Reproduce the data below in full. Nothing should differ from the original.

:::

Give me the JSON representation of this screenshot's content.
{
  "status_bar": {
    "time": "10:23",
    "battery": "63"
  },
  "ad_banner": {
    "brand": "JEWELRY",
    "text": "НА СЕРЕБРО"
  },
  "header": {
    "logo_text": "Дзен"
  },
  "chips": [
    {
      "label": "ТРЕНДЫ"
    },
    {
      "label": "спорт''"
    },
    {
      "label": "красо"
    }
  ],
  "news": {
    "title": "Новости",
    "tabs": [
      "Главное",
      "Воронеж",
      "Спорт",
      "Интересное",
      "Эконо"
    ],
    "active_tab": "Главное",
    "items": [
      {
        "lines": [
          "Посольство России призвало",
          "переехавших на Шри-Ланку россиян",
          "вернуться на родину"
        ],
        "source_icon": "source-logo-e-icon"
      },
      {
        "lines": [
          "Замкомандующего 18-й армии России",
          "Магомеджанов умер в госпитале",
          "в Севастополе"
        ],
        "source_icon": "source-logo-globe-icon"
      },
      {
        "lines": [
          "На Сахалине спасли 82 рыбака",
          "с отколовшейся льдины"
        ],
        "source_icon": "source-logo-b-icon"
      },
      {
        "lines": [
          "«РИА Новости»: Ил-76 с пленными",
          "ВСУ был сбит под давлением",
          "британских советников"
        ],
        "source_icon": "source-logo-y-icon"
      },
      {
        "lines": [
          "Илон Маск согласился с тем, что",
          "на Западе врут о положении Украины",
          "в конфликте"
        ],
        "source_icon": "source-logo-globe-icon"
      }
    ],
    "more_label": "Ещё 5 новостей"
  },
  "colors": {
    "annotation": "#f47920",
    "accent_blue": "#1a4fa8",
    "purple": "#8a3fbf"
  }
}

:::

● WRITTEN ANSWER
Give me the JSON representation of this screenshot's content.
{
  "status_bar": {
    "time": "10:23",
    "battery": "63"
  },
  "ad_banner": {
    "brand": "JEWELRY",
    "text": "НА СЕРЕБРО"
  },
  "header": {
    "logo_text": "Дзен"
  },
  "chips": [
    {
      "label": "ТРЕНДЫ"
    },
    {
      "label": "спорт''"
    },
    {
      "label": "красо"
    }
  ],
  "news": {
    "title": "Новости",
    "tabs": [
      "Главное",
      "Воронеж",
      "Спорт",
      "Интересное",
      "Эконо"
    ],
    "active_tab": "Главное",
    "items": [
      {
        "lines": [
          "Посольство России призвало",
          "переехавших на Шри-Ланку россиян",
          "вернуться на родину"
        ],
        "source_icon": "source-logo-e-icon"
      },
      {
        "lines": [
          "Замкомандующего 18-й армии России",
          "Магомеджанов умер в госпитале",
          "в Севастополе"
        ],
        "source_icon": "source-logo-globe-icon"
      },
      {
        "lines": [
          "На Сахалине спасли 82 рыбака",
          "с отколовшейся льдины"
        ],
        "source_icon": "source-logo-b-icon"
      },
      {
        "lines": [
          "«РИА Новости»: Ил-76 с пленными",
          "ВСУ был сбит под давлением",
          "британских советников"
        ],
        "source_icon": "source-logo-y-icon"
      },
      {
        "lines": [
          "Илон Маск согласился с тем, что",
          "на Западе врут о положении Украины",
          "в конфликте"
        ],
        "source_icon": "source-logo-globe-icon"
      }
    ],
    "more_label": "Ещё 5 новостей"
  },
  "colors": {
    "annotation": "#f47920",
    "accent_blue": "#1a4fa8",
    "purple": "#8a3fbf"
  }
}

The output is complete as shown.